All In Her Day’s Work

By Andrew Kumasaka
For The North American Post

My grandparents Matahei ahd Sadaye KawaguchiChildren left to right My mother Yuriko uncles Mas and Tosh

For Sadaye Kawaguchi

My grandmother washes rice in a heavy black pot
that itself could carry a good-sized family This is her daily ritual
Hands reddened by the sting
of cold water flowing
swish the tiny starchy grains
clockwise at first — then counterclockwise
clock — then counter
around and around
for a long time

Out of the swirling depths — the white talc rises
ghosts taking flight
Long ago souls whirl about
spirits ascending from the buried past
Maybe she sees her own face now

the young Sadaye
the beautiful bride to be
startled by the bushy eyebrows
of the stranger she will someday love

the brash suitor
daring to bring her only half a carp
The rest is waiting — he said
across the tilting bowl
of the ocean

Or is it Masanori she sees
the boy who dies in America
one year past
his birth

All this turning and twirling
the curling apparitions — afloat for the moment
hover over
the day’s next meal

After changing the water she resumes
washing with the same brisk strokes
but the talc is almost gone
Maybe her face appears older now
disturbed by the harsh stir of water
distorted by the agitation of water
anguished by the turbulence
of water

A large pot of rice for the family
and finally the churning is done
She stands without words
as she wrings out her hands
staring deeply into the sustenance
of generations

Rice soaking in a heavy black pot
cleansed by the water that pours
so easily from around her hands
the hands that work through all their chores
beneath the steady gaze of dry
unclouded eyes

Andrew Kumasaka
was born in Chicago and grew up in Se­at­tle.

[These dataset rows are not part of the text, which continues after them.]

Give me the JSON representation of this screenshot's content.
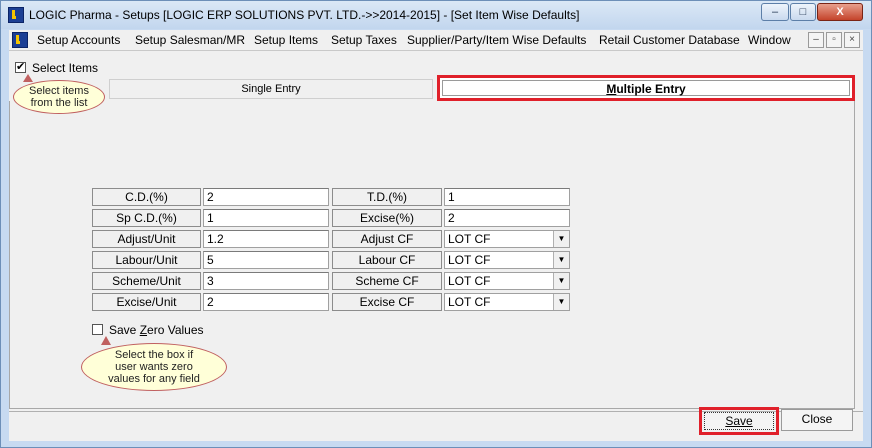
{
  "window": {
    "title": "LOGIC Pharma - Setups  [LOGIC ERP SOLUTIONS PVT. LTD.->>2014-2015] - [Set Item Wise Defaults]",
    "minimize": "–",
    "maximize": "□",
    "close": "X"
  },
  "menu": {
    "items": [
      "Setup Accounts",
      "Setup Salesman/MR",
      "Setup Items",
      "Setup Taxes",
      "Supplier/Party/Item Wise Defaults",
      "Retail Customer Database",
      "Window"
    ],
    "mdi_min": "–",
    "mdi_restore": "▫",
    "mdi_close": "×"
  },
  "select_items": {
    "label": "Select Items",
    "checked": true
  },
  "callout_select": {
    "line1": "Select items",
    "line2": "from the list"
  },
  "tabs": {
    "single": "Single Entry",
    "multiple": "Multiple Entry"
  },
  "form": {
    "rows": [
      {
        "left_label": "C.D.(%)",
        "left_value": "2",
        "right_label": "T.D.(%)",
        "right_value": "1",
        "right_type": "input"
      },
      {
        "left_label": "Sp C.D.(%)",
        "left_value": "1",
        "right_label": "Excise(%)",
        "right_value": "2",
        "right_type": "input"
      },
      {
        "left_label": "Adjust/Unit",
        "left_value": "1.2",
        "right_label": "Adjust CF",
        "right_value": "LOT CF",
        "right_type": "select"
      },
      {
        "left_label": "Labour/Unit",
        "left_value": "5",
        "right_label": "Labour CF",
        "right_value": "LOT CF",
        "right_type": "select"
      },
      {
        "left_label": "Scheme/Unit",
        "left_value": "3",
        "right_label": "Scheme CF",
        "right_value": "LOT CF",
        "right_type": "select"
      },
      {
        "left_label": "Excise/Unit",
        "left_value": "2",
        "right_label": "Excise CF",
        "right_value": "LOT CF",
        "right_type": "select"
      }
    ]
  },
  "save_zero": {
    "label": "Save Zero Values",
    "checked": false
  },
  "callout_zero": {
    "line1": "Select the box if",
    "line2": "user wants zero",
    "line3": "values for any field"
  },
  "buttons": {
    "save": "Save",
    "close": "Close"
  },
  "colors": {
    "highlight": "#e0202a",
    "callout_bg": "#ffffd8"
  }
}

A psy­chi­a­trist, he retired after thirty years of private practice. His poems have ap­peared in various literary journals. His debut novel, “All Gone Awry,” was released in Sep­tem­ber 2021. His poem on his father is “Cheju Island, 1952” (napost.com, 2022).
Andrew and his wife live in Soquel, California. They have two grown sons.